DATA SHOWN:
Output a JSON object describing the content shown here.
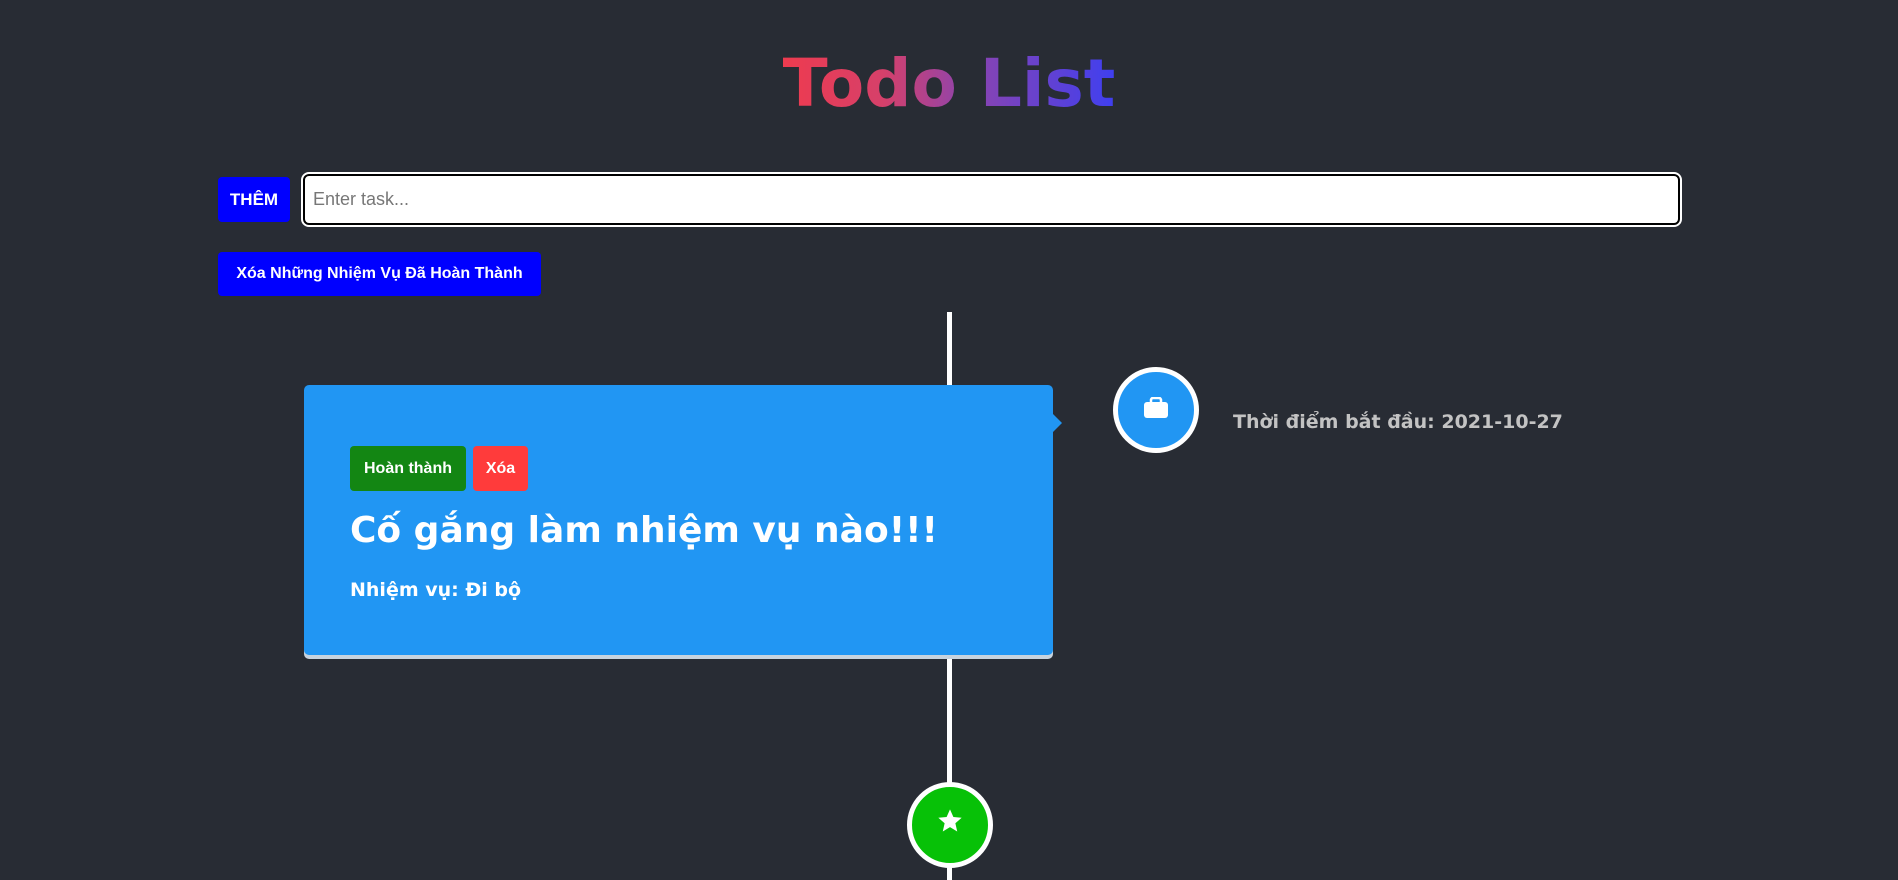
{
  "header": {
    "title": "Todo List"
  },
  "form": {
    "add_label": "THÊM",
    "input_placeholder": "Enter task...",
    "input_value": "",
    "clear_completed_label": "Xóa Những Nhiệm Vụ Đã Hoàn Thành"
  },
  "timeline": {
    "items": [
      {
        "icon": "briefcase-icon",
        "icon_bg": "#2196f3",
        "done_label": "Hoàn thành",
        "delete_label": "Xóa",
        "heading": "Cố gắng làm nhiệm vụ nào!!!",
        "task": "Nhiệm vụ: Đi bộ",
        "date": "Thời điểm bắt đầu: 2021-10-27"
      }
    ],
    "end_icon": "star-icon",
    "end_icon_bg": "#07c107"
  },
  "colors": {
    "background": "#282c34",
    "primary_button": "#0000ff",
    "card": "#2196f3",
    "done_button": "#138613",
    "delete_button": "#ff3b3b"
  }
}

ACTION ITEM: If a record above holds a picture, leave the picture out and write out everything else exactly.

ANSWER BOX:
Output a JSON object describing the content shown here.
{
  "header": {
    "title": "Todo List"
  },
  "form": {
    "add_label": "THÊM",
    "input_placeholder": "Enter task...",
    "input_value": "",
    "clear_completed_label": "Xóa Những Nhiệm Vụ Đã Hoàn Thành"
  },
  "timeline": {
    "items": [
      {
        "icon": "briefcase-icon",
        "icon_bg": "#2196f3",
        "done_label": "Hoàn thành",
        "delete_label": "Xóa",
        "heading": "Cố gắng làm nhiệm vụ nào!!!",
        "task": "Nhiệm vụ: Đi bộ",
        "date": "Thời điểm bắt đầu: 2021-10-27"
      }
    ],
    "end_icon": "star-icon",
    "end_icon_bg": "#07c107"
  },
  "colors": {
    "background": "#282c34",
    "primary_button": "#0000ff",
    "card": "#2196f3",
    "done_button": "#138613",
    "delete_button": "#ff3b3b"
  }
}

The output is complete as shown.